All that was left was for me to add the words of the quote using embroidery floss.  I typed it up for reference using a decorative font because I didn't want it to be immediately obvious what the quote was.  I was going for a certain look more than anything else.  I probably should have written the quote on using some sort of fabric pen first and embroidered over it but instead I decided to free-hand it.  Because apparently I like driving myself crazy by having to embroider, rip out, and re-embroider things.  
Perhaps I would prefer life to reading if I didn't always insist on making life so difficult for myself
Voila: the finished product! 
A precarious book stack proclaiming a precarious philosophy
 ...and a shot of how it looks like on me to wrap things up.

People say that designer labels are the thing, but I prefer DIY

Saturday, October 13, 2012

Addie on the Inside Review

Book talk:  Who are you?  Are you who they say you are?  Or are you someone else?  Or perhaps a combination of the two: the public and the private you?  Addie has been called many things by many people: to her fellow misfits she's a friend, to her classmates she's a know-it-all, to her boyfriend she's beautiful but infuriating, to her boyfriend's friends she's a loser social-climber, to her ex-best friend Becca she's badly in need of a makeover, to her grandmother she's a reminder of how times have changed, and to herself she's...a  girl who is trying to figure out who she is.

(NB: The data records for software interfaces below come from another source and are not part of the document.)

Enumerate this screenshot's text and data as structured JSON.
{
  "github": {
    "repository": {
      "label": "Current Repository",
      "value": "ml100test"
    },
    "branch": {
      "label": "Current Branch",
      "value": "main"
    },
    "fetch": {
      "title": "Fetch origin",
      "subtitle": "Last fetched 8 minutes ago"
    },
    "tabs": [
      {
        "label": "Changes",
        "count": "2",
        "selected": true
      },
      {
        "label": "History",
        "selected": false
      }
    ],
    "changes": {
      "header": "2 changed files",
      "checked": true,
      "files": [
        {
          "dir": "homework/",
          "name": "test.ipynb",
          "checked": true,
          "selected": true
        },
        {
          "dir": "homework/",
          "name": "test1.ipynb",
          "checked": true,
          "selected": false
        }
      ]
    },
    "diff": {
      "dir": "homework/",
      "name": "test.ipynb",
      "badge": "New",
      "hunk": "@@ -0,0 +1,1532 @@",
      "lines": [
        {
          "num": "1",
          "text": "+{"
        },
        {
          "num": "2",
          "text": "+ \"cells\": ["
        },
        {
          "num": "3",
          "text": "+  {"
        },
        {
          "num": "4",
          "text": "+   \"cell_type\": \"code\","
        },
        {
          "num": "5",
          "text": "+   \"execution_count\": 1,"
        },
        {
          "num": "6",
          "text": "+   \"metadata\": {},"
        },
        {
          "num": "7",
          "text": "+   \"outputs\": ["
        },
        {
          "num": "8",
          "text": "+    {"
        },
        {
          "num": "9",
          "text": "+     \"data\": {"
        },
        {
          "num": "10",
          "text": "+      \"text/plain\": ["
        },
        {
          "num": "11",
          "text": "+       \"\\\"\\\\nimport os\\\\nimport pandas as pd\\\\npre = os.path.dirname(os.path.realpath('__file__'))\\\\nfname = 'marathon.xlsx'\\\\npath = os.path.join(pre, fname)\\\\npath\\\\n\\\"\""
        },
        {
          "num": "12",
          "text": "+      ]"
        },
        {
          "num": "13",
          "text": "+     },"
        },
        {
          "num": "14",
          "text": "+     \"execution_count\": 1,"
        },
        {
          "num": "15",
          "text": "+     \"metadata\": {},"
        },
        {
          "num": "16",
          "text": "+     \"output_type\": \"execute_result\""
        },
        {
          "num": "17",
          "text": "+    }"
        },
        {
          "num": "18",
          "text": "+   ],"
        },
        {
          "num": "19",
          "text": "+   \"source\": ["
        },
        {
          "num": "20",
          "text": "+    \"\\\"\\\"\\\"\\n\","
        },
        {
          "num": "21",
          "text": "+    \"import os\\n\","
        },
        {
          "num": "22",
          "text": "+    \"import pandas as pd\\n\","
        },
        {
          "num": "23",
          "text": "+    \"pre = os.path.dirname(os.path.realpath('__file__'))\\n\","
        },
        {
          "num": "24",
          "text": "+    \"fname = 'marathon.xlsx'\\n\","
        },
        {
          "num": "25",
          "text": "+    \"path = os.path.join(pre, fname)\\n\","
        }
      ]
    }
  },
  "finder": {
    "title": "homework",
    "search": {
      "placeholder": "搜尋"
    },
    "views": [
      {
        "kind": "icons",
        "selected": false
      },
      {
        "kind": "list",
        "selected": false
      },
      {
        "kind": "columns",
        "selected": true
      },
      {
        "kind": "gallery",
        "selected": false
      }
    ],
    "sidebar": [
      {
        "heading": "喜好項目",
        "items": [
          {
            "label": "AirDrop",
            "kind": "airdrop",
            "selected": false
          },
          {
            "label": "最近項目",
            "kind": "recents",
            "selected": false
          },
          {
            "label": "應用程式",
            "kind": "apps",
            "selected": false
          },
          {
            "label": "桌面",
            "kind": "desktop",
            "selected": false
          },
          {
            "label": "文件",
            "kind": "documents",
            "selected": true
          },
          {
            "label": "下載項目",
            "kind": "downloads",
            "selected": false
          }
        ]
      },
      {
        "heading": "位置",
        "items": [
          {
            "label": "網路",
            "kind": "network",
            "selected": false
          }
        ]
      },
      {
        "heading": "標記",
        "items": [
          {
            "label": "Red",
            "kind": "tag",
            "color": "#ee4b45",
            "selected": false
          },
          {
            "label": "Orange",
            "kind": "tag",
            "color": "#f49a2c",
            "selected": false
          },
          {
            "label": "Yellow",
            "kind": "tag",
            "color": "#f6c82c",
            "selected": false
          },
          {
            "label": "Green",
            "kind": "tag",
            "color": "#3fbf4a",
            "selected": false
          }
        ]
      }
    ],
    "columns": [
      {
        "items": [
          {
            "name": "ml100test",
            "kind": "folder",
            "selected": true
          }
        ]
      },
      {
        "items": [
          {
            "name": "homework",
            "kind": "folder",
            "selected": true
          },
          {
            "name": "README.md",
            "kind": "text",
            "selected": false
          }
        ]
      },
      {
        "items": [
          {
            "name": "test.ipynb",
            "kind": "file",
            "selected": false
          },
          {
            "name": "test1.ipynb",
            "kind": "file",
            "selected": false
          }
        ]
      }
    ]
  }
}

Rocks my socks:  I love the intimacy the format of a novel in verse provided.  I felt like I was reading the journal of a precocious middle-school girl and I got a good look into her psyche   It reminded me of how glad I am not to be in middle-school anymore.  At the same time it gave me some hope by reminding me of how idealistic and passionate youth can be.  Addie worries about her boyfriend and her social status, but she also worries about stories she reads in the newspaper about women who are beaten and written off by society or fellow teens who are bullied and end up committing suicide.  The poems range from haikus about her cats to long, loosely structured ones about her grandmother and each format fit the subject and told me more about it.   A lot of them begged to be read aloud, which I did as I read them, even though I live alone.  I'm sure my cat appreciated the entertainment.

Rocks in my socks:  I felt like the ending wrapped things up a bit too quickly and easily.  Addie goes through a lot and seems to get through it with relative ease.  Perhaps that's just due to the novel in verse structure making it less clear how much time has passed, though.

Every book its reader: Don't let the novel in verse format foll you--this is a quick and easy read and even though it is economical with its words the descriptions of the plot, character, and setting shine through just as strong as in a more conventional novel.  Technically it's the third book in a series but I haven't read the other two and was able to enjoy this one just fine.  I'd give it to fans of poetry, but I'd also give it to anyone looking for an outsider school story grades 5 and up.  I read it as part of a faculty and staff book club and even those who said that they were originally turned off by the poetry format said that they came around to like it.  We all agreed that as adults working at a K-8 school it was a great reminder of what it can be like to be that age.


Simon &; Schuster have pages for Addie on the Inside, James Howe, and No Name Calling week that has a video featuring James Howe

The main No Name-Calling Week site is a great resource as well which fans of the book may be interested in

There's an interview with James Howe over at We Are the Youth

Source: copy provided as part of faculty and staff book club

Addie on the Inside by James Howe: Buy it or check it out today!